Description of the task
Locate each line below that includes "skirt" and reproduce it.

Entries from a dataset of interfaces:
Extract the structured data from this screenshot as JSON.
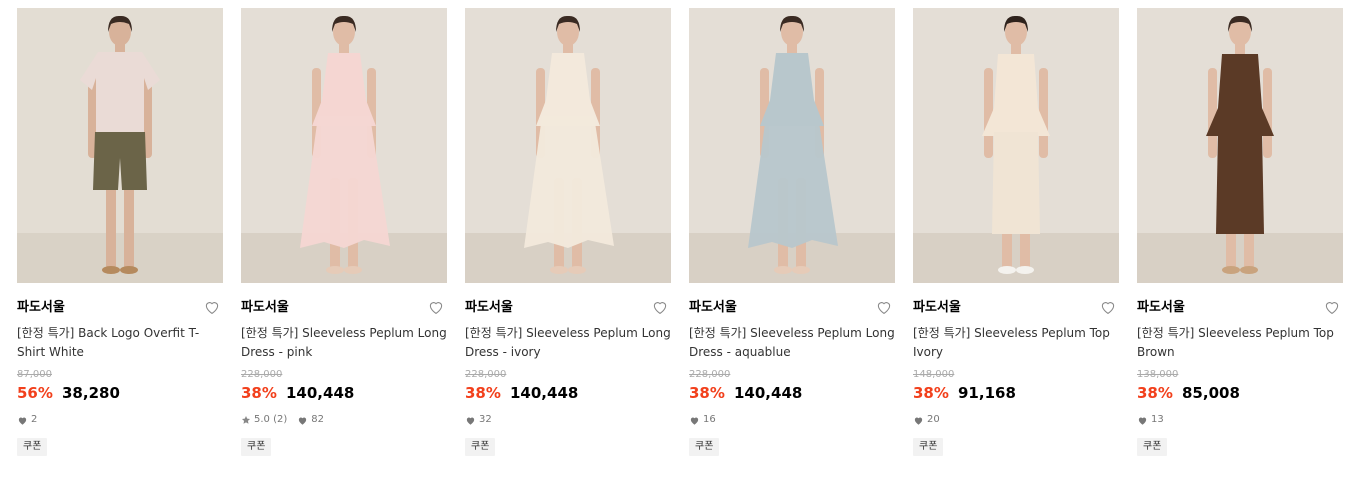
{
  "products": [
    {
      "brand": "파도서울",
      "title": "[한정 특가] Back Logo Overfit T-Shirt White",
      "original_price": "87,000",
      "discount": "56%",
      "price": "38,280",
      "rating": "",
      "likes": "2",
      "coupon": "쿠폰",
      "figure": "tee-shorts",
      "colors": {
        "bg": "#e3ddd3",
        "floor": "#d9d2c6",
        "top": "#eadbd6",
        "bottom": "#6b6448",
        "skin": "#d8b29a",
        "hair": "#3a2a22",
        "shoes": "#b58a5e"
      }
    },
    {
      "brand": "파도서울",
      "title": "[한정 특가] Sleeveless Peplum Long Dress - pink",
      "original_price": "228,000",
      "discount": "38%",
      "price": "140,448",
      "rating": "5.0 (2)",
      "likes": "82",
      "coupon": "쿠폰",
      "figure": "dress",
      "colors": {
        "bg": "#e4ded6",
        "floor": "#d8d0c5",
        "top": "#f5d6d2",
        "bottom": "#f5d6d2",
        "skin": "#e0bca6",
        "hair": "#3a2a22",
        "shoes": "#e6cbb8"
      }
    },
    {
      "brand": "파도서울",
      "title": "[한정 특가] Sleeveless Peplum Long Dress - ivory",
      "original_price": "228,000",
      "discount": "38%",
      "price": "140,448",
      "rating": "",
      "likes": "32",
      "coupon": "쿠폰",
      "figure": "dress",
      "colors": {
        "bg": "#e4ded6",
        "floor": "#d8d0c5",
        "top": "#f3e9dc",
        "bottom": "#f3e9dc",
        "skin": "#e0bca6",
        "hair": "#3a2a22",
        "shoes": "#e6cbb8"
      }
    },
    {
      "brand": "파도서울",
      "title": "[한정 특가] Sleeveless Peplum Long Dress - aquablue",
      "original_price": "228,000",
      "discount": "38%",
      "price": "140,448",
      "rating": "",
      "likes": "16",
      "coupon": "쿠폰",
      "figure": "dress",
      "colors": {
        "bg": "#e4ded6",
        "floor": "#d8d0c5",
        "top": "#b8c7cc",
        "bottom": "#b8c7cc",
        "skin": "#e0bca6",
        "hair": "#3a2a22",
        "shoes": "#e6cbb8"
      }
    },
    {
      "brand": "파도서울",
      "title": "[한정 특가] Sleeveless Peplum Top Ivory",
      "original_price": "148,000",
      "discount": "38%",
      "price": "91,168",
      "rating": "",
      "likes": "20",
      "coupon": "쿠폰",
      "figure": "top-skirt",
      "colors": {
        "bg": "#e4ded6",
        "floor": "#d8d0c5",
        "top": "#f3e6d6",
        "bottom": "#f0e4d4",
        "skin": "#e0bca6",
        "hair": "#2e221c",
        "shoes": "#f4f2ee"
      }
    },
    {
      "brand": "파도서울",
      "title": "[한정 특가] Sleeveless Peplum Top Brown",
      "original_price": "138,000",
      "discount": "38%",
      "price": "85,008",
      "rating": "",
      "likes": "13",
      "coupon": "쿠폰",
      "figure": "top-skirt-dark",
      "colors": {
        "bg": "#e4ded6",
        "floor": "#d8d0c5",
        "top": "#5b3a26",
        "bottom": "#5b3a26",
        "skin": "#e0bca6",
        "hair": "#3a2a22",
        "shoes": "#c9a37e"
      }
    }
  ],
  "icons": {
    "wishlist": "heart-outline-icon",
    "like": "heart-icon",
    "rating": "star-icon"
  },
  "colors": {
    "discount": "#f2401c",
    "text": "#111111",
    "muted": "#777777",
    "strike": "#aaaaaa"
  }
}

Reply to the exercise
      "figure": "top-skirt",
      "figure": "top-skirt-dark",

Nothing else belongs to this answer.